[Excerpts from an interface dataset]
-- Opening Marker --

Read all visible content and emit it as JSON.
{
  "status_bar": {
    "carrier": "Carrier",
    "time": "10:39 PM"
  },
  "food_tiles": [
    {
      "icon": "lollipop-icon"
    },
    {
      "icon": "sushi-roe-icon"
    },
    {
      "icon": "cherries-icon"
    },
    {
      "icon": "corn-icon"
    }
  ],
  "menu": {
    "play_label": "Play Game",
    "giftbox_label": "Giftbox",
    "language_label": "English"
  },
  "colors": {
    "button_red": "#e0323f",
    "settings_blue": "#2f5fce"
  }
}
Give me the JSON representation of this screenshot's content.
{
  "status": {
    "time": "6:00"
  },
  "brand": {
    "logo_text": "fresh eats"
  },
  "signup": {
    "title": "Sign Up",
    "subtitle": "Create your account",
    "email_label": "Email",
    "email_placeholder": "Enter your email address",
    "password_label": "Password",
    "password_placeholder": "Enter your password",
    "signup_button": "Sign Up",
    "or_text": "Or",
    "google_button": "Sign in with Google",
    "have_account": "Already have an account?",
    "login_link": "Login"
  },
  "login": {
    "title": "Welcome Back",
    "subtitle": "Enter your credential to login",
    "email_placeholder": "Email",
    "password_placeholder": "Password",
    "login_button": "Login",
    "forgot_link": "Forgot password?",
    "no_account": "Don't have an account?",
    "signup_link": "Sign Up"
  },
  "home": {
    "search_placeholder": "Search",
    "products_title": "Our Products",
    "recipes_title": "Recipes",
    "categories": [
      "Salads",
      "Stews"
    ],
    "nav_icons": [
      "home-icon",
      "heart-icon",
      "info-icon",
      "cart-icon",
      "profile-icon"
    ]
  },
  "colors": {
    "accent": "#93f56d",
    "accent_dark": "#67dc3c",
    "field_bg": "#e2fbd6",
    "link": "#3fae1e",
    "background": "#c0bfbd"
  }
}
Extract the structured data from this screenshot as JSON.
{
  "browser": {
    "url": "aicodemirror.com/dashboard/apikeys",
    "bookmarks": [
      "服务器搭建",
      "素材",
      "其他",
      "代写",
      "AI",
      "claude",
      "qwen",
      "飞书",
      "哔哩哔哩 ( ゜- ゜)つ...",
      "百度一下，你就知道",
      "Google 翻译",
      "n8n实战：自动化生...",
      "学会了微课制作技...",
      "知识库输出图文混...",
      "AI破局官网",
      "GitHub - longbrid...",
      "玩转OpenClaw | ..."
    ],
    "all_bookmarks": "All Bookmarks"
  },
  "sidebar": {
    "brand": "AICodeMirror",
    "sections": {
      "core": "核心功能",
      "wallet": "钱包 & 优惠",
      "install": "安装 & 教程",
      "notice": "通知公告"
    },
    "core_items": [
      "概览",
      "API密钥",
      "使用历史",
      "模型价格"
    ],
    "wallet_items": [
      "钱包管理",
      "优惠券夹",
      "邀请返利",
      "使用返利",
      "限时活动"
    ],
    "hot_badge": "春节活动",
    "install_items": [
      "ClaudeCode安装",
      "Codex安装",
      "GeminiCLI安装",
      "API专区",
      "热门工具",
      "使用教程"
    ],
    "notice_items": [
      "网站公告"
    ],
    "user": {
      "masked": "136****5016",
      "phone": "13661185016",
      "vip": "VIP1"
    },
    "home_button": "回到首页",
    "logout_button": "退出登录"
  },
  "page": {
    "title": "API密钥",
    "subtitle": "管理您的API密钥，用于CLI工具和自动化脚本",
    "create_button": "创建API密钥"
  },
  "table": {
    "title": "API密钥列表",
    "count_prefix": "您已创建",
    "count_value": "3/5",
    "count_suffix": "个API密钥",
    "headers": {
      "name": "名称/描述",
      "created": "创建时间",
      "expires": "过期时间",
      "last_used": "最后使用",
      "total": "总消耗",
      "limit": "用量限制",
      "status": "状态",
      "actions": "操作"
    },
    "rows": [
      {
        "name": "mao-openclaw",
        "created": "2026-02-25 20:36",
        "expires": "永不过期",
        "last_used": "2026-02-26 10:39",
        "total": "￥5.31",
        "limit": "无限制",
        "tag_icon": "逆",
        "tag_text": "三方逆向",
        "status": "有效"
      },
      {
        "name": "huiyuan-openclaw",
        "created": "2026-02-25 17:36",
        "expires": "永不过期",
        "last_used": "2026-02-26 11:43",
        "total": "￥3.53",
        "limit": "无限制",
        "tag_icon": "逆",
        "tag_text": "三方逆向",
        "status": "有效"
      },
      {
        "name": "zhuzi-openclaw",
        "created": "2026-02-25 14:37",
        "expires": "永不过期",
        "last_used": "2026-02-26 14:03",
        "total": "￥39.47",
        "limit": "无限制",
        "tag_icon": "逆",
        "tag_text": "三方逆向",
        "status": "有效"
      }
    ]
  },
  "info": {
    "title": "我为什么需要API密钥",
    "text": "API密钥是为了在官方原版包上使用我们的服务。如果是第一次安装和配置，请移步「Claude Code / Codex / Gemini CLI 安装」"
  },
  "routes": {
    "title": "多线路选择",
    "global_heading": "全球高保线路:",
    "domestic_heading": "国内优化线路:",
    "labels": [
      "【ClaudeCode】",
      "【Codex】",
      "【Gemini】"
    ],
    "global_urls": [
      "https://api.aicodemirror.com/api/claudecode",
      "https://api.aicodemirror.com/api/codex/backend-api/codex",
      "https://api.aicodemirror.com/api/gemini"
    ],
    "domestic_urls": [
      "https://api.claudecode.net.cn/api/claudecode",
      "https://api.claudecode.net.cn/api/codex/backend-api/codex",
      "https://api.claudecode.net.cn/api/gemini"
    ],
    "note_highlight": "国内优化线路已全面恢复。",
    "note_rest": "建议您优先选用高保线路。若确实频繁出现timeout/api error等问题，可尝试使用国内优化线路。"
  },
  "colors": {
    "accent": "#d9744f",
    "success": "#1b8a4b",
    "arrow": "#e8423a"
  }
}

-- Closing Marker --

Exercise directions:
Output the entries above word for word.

Result of this task:
Read all visible content and emit it as JSON.
{
  "status_bar": {
    "carrier": "Carrier",
    "time": "10:39 PM"
  },
  "food_tiles": [
    {
      "icon": "lollipop-icon"
    },
    {
      "icon": "sushi-roe-icon"
    },
    {
      "icon": "cherries-icon"
    },
    {
      "icon": "corn-icon"
    }
  ],
  "menu": {
    "play_label": "Play Game",
    "giftbox_label": "Giftbox",
    "language_label": "English"
  },
  "colors": {
    "button_red": "#e0323f",
    "settings_blue": "#2f5fce"
  }
}
Give me the JSON representation of this screenshot's content.
{
  "status": {
    "time": "6:00"
  },
  "brand": {
    "logo_text": "fresh eats"
  },
  "signup": {
    "title": "Sign Up",
    "subtitle": "Create your account",
    "email_label": "Email",
    "email_placeholder": "Enter your email address",
    "password_label": "Password",
    "password_placeholder": "Enter your password",
    "signup_button": "Sign Up",
    "or_text": "Or",
    "google_button": "Sign in with Google",
    "have_account": "Already have an account?",
    "login_link": "Login"
  },
  "login": {
    "title": "Welcome Back",
    "subtitle": "Enter your credential to login",
    "email_placeholder": "Email",
    "password_placeholder": "Password",
    "login_button": "Login",
    "forgot_link": "Forgot password?",
    "no_account": "Don't have an account?",
    "signup_link": "Sign Up"
  },
  "home": {
    "search_placeholder": "Search",
    "products_title": "Our Products",
    "recipes_title": "Recipes",
    "categories": [
      "Salads",
      "Stews"
    ],
    "nav_icons": [
      "home-icon",
      "heart-icon",
      "info-icon",
      "cart-icon",
      "profile-icon"
    ]
  },
  "colors": {
    "accent": "#93f56d",
    "accent_dark": "#67dc3c",
    "field_bg": "#e2fbd6",
    "link": "#3fae1e",
    "background": "#c0bfbd"
  }
}
Extract the structured data from this screenshot as JSON.
{
  "browser": {
    "url": "aicodemirror.com/dashboard/apikeys",
    "bookmarks": [
      "服务器搭建",
      "素材",
      "其他",
      "代写",
      "AI",
      "claude",
      "qwen",
      "飞书",
      "哔哩哔哩 ( ゜- ゜)つ...",
      "百度一下，你就知道",
      "Google 翻译",
      "n8n实战：自动化生...",
      "学会了微课制作技...",
      "知识库输出图文混...",
      "AI破局官网",
      "GitHub - longbrid...",
      "玩转OpenClaw | ..."
    ],
    "all_bookmarks": "All Bookmarks"
  },
  "sidebar": {
    "brand": "AICodeMirror",
    "sections": {
      "core": "核心功能",
      "wallet": "钱包 & 优惠",
      "install": "安装 & 教程",
      "notice": "通知公告"
    },
    "core_items": [
      "概览",
      "API密钥",
      "使用历史",
      "模型价格"
    ],
    "wallet_items": [
      "钱包管理",
      "优惠券夹",
      "邀请返利",
      "使用返利",
      "限时活动"
    ],
    "hot_badge": "春节活动",
    "install_items": [
      "ClaudeCode安装",
      "Codex安装",
      "GeminiCLI安装",
      "API专区",
      "热门工具",
      "使用教程"
    ],
    "notice_items": [
      "网站公告"
    ],
    "user": {
      "masked": "136****5016",
      "phone": "13661185016",
      "vip": "VIP1"
    },
    "home_button": "回到首页",
    "logout_button": "退出登录"
  },
  "page": {
    "title": "API密钥",
    "subtitle": "管理您的API密钥，用于CLI工具和自动化脚本",
    "create_button": "创建API密钥"
  },
  "table": {
    "title": "API密钥列表",
    "count_prefix": "您已创建",
    "count_value": "3/5",
    "count_suffix": "个API密钥",
    "headers": {
      "name": "名称/描述",
      "created": "创建时间",
      "expires": "过期时间",
      "last_used": "最后使用",
      "total": "总消耗",
      "limit": "用量限制",
      "status": "状态",
      "actions": "操作"
    },
    "rows": [
      {
        "name": "mao-openclaw",
        "created": "2026-02-25 20:36",
        "expires": "永不过期",
        "last_used": "2026-02-26 10:39",
        "total": "￥5.31",
        "limit": "无限制",
        "tag_icon": "逆",
        "tag_text": "三方逆向",
        "status": "有效"
      },
      {
        "name": "huiyuan-openclaw",
        "created": "2026-02-25 17:36",
        "expires": "永不过期",
        "last_used": "2026-02-26 11:43",
        "total": "￥3.53",
        "limit": "无限制",
        "tag_icon": "逆",
        "tag_text": "三方逆向",
        "status": "有效"
      },
      {
        "name": "zhuzi-openclaw",
        "created": "2026-02-25 14:37",
        "expires": "永不过期",
        "last_used": "2026-02-26 14:03",
        "total": "￥39.47",
        "limit": "无限制",
        "tag_icon": "逆",
        "tag_text": "三方逆向",
        "status": "有效"
      }
    ]
  },
  "info": {
    "title": "我为什么需要API密钥",
    "text": "API密钥是为了在官方原版包上使用我们的服务。如果是第一次安装和配置，请移步「Claude Code / Codex / Gemini CLI 安装」"
  },
  "routes": {
    "title": "多线路选择",
    "global_heading": "全球高保线路:",
    "domestic_heading": "国内优化线路:",
    "labels": [
      "【ClaudeCode】",
      "【Codex】",
      "【Gemini】"
    ],
    "global_urls": [
      "https://api.aicodemirror.com/api/claudecode",
      "https://api.aicodemirror.com/api/codex/backend-api/codex",
      "https://api.aicodemirror.com/api/gemini"
    ],
    "domestic_urls": [
      "https://api.claudecode.net.cn/api/claudecode",
      "https://api.claudecode.net.cn/api/codex/backend-api/codex",
      "https://api.claudecode.net.cn/api/gemini"
    ],
    "note_highlight": "国内优化线路已全面恢复。",
    "note_rest": "建议您优先选用高保线路。若确实频繁出现timeout/api error等问题，可尝试使用国内优化线路。"
  },
  "colors": {
    "accent": "#d9744f",
    "success": "#1b8a4b",
    "arrow": "#e8423a"
  }
}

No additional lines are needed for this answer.